About The Golden Retriever Breed
Golden Retriever Club of America
A wealth of information about the breed we love including history, traits, breed standards, training, health, and more.
Golden Retriever Foundation
The Foundation was established to promote the public’s knowledge and appreciation of dogs in general and Golden Retrievers in particular; to further understanding of the diseases, genetic defects, injuries and ailments afflicting dogs; to promote the development of information related to the proper care, treatment, breeding, health development and training of Golden Retrievers; and to foster and promote the rescue, rehabilitation and placement of displaced Golden Retrievers.
The Golden Retriever Foundation April Fund, Pagey Elliott Education Fund, and Rescue Fund have supported activities of Homeward Bound over the years. In the area of research they are activity supporting studies across the country on canine cancer.
Health Issues in Goldens:
With proper care, good nutrition, exercise, and appropriate routine veterinary care, Golden Retrievers, like other breeds, can live long, healthy lives. But like most breeds, there are some specific health issues that are common among Goldens:
Hip dysplasia is an inherited malformation of the hip joint, where the head of the femur does not fit snugly into the pelvic socket. It is common among most large breed dogs. There are varying degrees of severity of hip dysplasia. Dogs with milder cases can live long, happy, normal lives, but some will require surgery. Some dysplastic dogs show no signs of the condition until their later years when muscle tone begins to deteriorate and arthritis becomes more prominent. Severe arthritis can result from hip dysplasia.
Like hip dysplasia, elbow dysplasia is an inherited condition of young dogs that causes the elbow joint to develop improperly. Symptoms may not show up until later years. Less common than hip dysplasia, it can be difficult to diagnose and can cause increasing lameness and pain in affected dogs.
Hereditary cataracts, which manifest themselves with opacity in the lens of the eye, are a common eye problem in Golden Retrievers. Some hereditary cataracts generally appear at an early age, and while they may or may not interfere with the dog’s vision, some do progress into loss of vision.
Eyelid and eyelash problems are also common in goldens. They can be hereditary, and caused by other factors. Entropion and ectropion are the turning in or turning out of the eyelids. These conditions involve eyelashes or hairs rubbing on and irritating the eye. Surgery may be needed to correct these problems.
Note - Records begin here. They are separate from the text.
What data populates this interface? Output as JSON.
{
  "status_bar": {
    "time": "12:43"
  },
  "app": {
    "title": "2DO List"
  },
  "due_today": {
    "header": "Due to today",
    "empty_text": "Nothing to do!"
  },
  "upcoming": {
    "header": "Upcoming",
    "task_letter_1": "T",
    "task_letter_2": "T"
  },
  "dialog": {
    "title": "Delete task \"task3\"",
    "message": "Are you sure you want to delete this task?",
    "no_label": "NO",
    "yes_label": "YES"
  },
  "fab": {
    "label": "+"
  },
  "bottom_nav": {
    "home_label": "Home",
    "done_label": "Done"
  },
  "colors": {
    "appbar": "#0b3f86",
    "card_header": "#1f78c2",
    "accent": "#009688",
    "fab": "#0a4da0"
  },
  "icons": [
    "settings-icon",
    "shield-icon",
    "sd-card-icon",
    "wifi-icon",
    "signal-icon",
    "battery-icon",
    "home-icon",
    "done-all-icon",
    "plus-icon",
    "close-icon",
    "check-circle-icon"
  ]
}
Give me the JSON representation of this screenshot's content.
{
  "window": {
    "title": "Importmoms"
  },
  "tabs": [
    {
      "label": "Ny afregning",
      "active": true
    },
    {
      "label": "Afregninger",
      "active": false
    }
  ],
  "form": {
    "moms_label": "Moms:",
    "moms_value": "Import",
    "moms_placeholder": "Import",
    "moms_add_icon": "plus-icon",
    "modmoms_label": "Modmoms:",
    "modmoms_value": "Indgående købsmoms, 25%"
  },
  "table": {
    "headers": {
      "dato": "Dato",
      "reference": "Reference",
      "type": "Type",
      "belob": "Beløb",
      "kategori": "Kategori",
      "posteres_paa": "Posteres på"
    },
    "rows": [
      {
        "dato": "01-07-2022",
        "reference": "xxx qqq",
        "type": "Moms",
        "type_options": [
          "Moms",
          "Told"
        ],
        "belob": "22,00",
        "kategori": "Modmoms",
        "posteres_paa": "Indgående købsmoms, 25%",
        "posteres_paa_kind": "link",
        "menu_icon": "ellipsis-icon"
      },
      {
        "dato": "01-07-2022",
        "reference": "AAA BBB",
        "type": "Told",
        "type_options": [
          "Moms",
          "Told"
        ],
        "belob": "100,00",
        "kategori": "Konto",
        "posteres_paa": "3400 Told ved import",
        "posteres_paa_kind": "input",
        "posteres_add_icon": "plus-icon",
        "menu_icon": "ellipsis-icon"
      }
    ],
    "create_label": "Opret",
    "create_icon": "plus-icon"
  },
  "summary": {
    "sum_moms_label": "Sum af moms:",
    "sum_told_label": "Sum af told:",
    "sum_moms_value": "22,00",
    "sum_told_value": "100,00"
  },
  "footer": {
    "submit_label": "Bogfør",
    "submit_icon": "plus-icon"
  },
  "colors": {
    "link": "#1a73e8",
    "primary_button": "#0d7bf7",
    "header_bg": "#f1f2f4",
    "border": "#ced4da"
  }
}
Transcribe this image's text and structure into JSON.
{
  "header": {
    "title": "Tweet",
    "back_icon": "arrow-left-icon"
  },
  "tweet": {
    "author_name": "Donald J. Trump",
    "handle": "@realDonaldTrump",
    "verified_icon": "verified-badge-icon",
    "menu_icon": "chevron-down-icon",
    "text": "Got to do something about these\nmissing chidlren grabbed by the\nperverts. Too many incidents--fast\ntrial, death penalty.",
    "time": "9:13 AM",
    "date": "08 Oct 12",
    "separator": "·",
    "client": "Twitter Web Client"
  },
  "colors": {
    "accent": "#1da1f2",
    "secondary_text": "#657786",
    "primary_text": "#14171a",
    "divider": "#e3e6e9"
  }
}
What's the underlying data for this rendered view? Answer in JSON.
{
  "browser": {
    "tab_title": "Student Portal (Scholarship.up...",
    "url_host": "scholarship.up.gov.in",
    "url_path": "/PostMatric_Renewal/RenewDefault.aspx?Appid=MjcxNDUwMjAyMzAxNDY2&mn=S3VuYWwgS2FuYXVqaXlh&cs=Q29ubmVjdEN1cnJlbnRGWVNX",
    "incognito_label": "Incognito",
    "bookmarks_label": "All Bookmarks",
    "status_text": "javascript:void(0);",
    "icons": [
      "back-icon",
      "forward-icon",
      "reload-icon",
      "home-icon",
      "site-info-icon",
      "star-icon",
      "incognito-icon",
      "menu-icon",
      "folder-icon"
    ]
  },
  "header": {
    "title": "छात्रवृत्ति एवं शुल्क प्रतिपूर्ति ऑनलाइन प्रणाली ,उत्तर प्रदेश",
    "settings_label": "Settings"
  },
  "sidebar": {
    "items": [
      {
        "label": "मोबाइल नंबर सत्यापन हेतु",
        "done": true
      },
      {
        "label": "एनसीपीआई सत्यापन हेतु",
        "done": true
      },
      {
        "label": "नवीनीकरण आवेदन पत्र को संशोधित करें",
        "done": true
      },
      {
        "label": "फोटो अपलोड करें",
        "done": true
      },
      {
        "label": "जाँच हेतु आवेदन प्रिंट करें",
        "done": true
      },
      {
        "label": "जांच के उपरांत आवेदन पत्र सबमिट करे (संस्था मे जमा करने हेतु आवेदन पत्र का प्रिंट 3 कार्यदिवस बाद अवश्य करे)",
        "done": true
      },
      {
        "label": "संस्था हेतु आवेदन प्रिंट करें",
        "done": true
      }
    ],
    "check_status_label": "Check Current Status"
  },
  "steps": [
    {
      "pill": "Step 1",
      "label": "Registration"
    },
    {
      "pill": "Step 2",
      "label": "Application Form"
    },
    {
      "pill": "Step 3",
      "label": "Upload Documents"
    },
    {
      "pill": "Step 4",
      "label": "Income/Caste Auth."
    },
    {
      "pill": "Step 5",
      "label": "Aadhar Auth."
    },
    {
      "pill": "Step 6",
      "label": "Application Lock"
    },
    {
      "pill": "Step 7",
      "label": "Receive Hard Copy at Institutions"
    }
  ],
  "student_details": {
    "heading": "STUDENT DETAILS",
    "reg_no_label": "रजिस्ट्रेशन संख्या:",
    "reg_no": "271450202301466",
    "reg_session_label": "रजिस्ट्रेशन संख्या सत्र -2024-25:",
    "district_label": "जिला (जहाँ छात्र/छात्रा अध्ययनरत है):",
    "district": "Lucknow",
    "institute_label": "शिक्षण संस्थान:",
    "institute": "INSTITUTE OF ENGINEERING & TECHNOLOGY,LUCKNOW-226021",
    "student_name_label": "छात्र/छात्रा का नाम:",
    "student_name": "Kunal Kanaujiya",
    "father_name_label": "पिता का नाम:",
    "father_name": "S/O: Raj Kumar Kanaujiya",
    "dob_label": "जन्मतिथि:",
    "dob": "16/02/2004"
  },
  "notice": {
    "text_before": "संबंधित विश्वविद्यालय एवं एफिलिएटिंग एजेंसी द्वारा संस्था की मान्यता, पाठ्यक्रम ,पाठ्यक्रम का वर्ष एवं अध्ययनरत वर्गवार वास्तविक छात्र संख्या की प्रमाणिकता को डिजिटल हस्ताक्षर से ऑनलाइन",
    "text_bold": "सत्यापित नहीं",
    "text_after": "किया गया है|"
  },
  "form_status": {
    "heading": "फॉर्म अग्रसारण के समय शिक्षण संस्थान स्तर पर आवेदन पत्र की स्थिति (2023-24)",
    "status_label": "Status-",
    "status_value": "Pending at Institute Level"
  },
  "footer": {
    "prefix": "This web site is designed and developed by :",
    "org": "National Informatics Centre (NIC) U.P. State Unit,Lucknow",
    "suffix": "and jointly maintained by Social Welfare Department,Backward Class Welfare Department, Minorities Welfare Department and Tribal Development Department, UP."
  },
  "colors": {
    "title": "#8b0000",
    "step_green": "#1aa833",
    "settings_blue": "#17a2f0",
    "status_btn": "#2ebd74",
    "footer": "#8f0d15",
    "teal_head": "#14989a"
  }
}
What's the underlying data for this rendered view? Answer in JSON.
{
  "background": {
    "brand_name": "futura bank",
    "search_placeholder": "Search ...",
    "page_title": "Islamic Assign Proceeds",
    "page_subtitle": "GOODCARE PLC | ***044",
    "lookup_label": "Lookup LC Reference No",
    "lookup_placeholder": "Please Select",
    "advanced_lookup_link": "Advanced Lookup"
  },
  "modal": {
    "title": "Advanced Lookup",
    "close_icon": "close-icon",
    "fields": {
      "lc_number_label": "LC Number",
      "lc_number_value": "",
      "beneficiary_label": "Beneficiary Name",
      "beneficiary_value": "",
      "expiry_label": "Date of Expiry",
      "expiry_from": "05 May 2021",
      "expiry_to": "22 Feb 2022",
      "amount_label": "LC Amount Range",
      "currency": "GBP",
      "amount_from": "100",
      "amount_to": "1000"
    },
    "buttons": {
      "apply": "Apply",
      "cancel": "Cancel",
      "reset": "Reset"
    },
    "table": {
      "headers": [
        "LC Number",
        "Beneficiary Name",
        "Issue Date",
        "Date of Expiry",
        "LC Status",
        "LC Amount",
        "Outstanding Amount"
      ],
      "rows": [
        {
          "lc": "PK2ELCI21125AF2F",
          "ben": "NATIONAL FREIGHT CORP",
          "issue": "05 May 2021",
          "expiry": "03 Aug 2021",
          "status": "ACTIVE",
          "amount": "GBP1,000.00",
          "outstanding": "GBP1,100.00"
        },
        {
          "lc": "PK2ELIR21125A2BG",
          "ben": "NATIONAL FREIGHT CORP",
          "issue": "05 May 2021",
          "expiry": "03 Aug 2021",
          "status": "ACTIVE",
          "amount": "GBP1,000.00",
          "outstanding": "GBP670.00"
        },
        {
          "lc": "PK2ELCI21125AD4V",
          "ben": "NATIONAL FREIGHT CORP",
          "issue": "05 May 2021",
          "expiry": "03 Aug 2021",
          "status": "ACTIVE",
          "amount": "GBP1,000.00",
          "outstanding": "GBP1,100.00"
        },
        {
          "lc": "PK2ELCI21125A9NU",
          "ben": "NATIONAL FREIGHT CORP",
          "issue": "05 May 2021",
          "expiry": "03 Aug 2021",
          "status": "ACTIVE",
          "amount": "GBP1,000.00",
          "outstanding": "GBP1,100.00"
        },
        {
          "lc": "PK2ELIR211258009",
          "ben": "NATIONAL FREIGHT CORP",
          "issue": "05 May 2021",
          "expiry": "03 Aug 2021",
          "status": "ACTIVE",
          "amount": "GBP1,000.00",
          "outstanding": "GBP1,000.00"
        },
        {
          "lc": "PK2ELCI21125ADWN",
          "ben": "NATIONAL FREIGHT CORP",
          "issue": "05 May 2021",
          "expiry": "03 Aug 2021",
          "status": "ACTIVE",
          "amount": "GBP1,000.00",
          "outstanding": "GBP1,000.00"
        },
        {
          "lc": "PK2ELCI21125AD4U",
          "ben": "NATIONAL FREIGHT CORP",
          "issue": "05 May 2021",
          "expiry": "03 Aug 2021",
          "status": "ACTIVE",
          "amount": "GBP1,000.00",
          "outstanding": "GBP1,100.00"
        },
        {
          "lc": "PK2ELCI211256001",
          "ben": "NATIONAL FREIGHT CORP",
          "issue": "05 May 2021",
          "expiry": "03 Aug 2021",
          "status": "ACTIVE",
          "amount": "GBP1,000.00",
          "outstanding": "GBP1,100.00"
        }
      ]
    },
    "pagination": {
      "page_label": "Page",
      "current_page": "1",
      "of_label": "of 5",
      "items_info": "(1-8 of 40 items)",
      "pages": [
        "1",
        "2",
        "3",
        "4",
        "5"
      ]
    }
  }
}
Arthritis is common among Goldens, and it often affects dogs much the same way it affects humans. Movement becomes more difficult and is often extremely painful. Treatment may include injections for pain relief and some medication that can be administered at home.
Cancer is a killer for many species. Sadly, cancer is now the #1 killer of Golden Retrievers. Golden Retrievers are most likely to face hemangiosarcoma (cancer of the blood) which commonly affects the spleen, liver, heart and skin, or lymph sarcoma (cancer of the lymphatic system).
Allergies are a common affliction in Goldens. The ears, skin, nose and other parts of the body can be affected. Identifying the cause of the allergy can be difficult; often it is a question of a reaction to something in the dog’s environment. Flea allergy dermatitis is also a major problem with many dogs.
Gastric Torsion – or Bloat
This condition is caused by a twisting of the stomach and thus trapping the stomach contents and gases, resulting in a rapid swelling of the abdomen, accompanied by pain and eventual death if untreated. It is a top priority emergency which requires immediate veterinary attention. It is condition most common in large, deep-chested breeds.
Hypothyroidism, an insufficient production of thyroid hormone caused by disease of the thyroid glands, is a common health problem for golden retrievers, and is usually identified by chronic and recurring skin problems. It is easy to diagnose with a simple blood test. This condition is very easily treated, but treatment usually must continue for the rest of the dog’s life.